With the strike by cab drivers’ association of app-based aggregators entering its seventh day on Thursday, cab drivers continued to confine their services to Gurgaon fearing damages to their vehicles in New Delhi. Hence, users could only opt for short-distance rides.
Cab driver Jagtar Singh’s Hyundai Eon was damaged on the first day of strike by protesters. The car’s windshield and tail-light were broken. After having paid for the damages through the insurance cover, Singh was hesitant to venture out until the strike is over.
“On Friday, I was driving my car on Jharsa road. I saw protesters stopping vehicles of Ola and Uber but I chose to drive on. I must have driven 50 metres when protesters started throwing bricks and stones at my vehicle. The car’s rear windshield and tail-light broke. I sped away but the fear remains. I have two children who are still in school and depend on my income,” Singh said.

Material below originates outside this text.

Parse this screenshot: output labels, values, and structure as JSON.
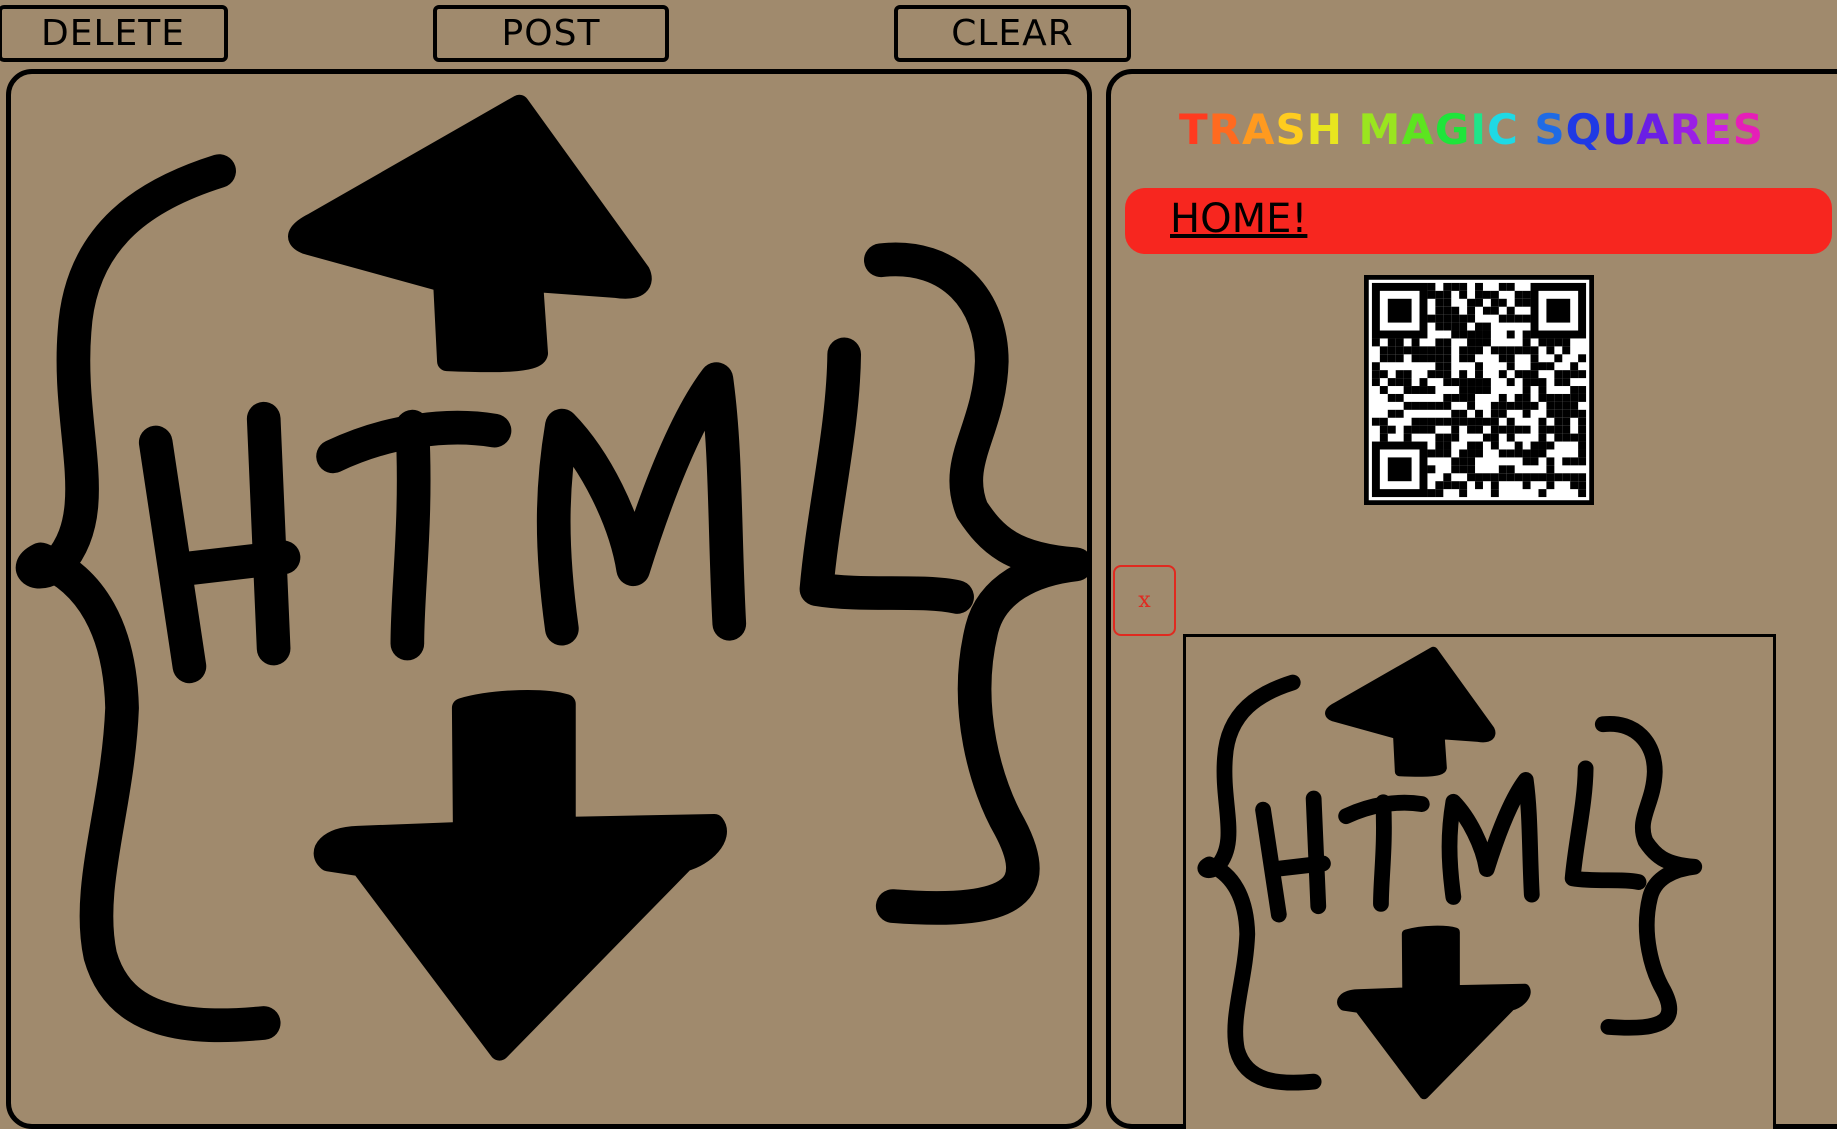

With immediate cab availability still an issue and plying of vehicles towards New Delhi hindered, regular cab users have moved to alternative modes of transport.

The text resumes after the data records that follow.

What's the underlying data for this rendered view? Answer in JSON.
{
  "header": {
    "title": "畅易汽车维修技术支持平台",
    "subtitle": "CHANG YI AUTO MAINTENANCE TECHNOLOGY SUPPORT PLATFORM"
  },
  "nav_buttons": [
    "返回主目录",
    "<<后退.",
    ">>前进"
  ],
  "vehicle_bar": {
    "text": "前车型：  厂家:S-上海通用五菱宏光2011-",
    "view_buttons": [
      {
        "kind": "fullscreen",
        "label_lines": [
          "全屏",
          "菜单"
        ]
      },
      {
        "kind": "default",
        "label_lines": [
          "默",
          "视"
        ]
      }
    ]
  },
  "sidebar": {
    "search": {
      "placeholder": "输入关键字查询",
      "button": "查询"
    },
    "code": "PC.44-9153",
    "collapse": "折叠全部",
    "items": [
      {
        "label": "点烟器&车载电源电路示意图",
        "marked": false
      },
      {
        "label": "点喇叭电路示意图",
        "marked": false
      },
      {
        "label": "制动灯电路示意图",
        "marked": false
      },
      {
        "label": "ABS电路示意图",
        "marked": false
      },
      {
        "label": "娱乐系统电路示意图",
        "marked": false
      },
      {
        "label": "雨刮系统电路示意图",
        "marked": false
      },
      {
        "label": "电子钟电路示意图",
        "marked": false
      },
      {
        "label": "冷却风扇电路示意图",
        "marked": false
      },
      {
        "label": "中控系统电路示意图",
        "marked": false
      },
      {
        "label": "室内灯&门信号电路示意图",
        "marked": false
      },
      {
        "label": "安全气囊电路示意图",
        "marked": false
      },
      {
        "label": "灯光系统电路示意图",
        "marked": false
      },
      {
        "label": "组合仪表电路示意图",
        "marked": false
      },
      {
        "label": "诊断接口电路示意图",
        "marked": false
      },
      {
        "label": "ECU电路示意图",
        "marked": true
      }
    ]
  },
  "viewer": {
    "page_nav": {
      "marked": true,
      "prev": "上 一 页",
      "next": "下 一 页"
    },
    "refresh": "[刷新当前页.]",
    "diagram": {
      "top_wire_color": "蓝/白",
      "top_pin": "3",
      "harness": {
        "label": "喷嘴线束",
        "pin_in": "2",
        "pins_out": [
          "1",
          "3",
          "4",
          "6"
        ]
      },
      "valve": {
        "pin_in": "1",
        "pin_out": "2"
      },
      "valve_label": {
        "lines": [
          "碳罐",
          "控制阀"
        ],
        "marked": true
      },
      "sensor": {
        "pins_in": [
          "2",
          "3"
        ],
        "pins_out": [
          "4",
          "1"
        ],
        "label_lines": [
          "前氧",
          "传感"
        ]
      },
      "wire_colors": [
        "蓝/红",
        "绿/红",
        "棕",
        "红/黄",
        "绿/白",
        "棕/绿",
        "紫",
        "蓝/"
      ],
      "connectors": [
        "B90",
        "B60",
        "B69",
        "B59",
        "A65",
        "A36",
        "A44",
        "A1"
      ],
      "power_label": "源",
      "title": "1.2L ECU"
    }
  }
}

Tara Chandra, an employee with a private airline, go to Indira Gandhi International Airport for work from Sector 47. Since Gurgaon does not have any direct metro connection to the airport, Tara depends on cabs. However, the strike has disrupted her commuting schedule.
“It used to take only 40 minutes to reach the airport in a cab. It now takes two hours at triple the fare. I take an unmetered autorickshaw to Huda City Centre metro station and then take another autorickshaw from Chhatarpur metro station to the airport,” Tara said.

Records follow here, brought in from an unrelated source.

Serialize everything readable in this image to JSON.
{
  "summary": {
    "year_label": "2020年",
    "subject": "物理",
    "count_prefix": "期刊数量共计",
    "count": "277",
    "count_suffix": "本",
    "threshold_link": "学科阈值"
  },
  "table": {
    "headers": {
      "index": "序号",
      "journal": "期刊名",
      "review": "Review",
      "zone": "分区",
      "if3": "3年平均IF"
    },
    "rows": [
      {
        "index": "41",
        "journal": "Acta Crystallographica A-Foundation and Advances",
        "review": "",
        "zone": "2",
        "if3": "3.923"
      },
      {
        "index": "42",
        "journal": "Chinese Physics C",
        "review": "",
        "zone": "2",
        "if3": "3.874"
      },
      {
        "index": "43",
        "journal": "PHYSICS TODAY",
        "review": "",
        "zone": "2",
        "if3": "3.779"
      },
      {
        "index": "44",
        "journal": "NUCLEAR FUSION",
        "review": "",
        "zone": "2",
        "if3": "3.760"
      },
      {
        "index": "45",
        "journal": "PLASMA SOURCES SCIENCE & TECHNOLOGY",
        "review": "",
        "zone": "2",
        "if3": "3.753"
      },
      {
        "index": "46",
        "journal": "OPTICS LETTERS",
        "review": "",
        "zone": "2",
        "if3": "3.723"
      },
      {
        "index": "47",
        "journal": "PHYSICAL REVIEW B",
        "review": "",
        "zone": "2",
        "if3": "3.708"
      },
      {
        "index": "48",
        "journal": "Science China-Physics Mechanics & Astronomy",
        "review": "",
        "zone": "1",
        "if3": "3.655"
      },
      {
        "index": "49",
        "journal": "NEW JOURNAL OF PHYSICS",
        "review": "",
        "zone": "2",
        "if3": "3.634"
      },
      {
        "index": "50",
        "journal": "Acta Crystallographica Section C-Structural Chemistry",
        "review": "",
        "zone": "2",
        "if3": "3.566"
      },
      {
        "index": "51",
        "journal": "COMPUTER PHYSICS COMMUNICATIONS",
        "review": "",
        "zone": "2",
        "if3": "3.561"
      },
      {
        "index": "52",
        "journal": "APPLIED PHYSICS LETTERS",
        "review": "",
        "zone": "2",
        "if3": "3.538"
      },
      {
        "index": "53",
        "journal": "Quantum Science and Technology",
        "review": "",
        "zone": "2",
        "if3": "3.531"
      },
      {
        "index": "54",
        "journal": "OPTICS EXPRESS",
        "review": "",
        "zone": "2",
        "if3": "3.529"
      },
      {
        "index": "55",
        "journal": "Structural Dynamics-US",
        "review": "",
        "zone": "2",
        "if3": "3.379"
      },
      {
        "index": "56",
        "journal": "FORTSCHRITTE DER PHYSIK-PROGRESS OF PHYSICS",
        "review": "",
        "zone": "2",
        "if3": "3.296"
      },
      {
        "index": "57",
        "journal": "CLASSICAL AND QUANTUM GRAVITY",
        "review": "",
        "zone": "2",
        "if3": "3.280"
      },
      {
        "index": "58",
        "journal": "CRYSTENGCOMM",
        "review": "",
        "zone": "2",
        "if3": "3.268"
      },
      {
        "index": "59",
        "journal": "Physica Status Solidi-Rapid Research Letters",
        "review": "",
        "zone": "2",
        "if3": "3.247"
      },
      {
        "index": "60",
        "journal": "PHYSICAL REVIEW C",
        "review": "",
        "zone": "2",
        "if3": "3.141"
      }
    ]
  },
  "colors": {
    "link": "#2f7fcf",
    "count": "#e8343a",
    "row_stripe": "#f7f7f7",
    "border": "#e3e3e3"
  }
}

Some have also started learning to drive.
“My college is situated in New Delhi and all cab drivers refuse to ply there. Instead of taking the metro and public bus, which adds an hour to my one-way travel, I’m now going for driving classes so that I can the family’s spare car,” Akhil Bhatnagar, a resident of Essel Towers, said.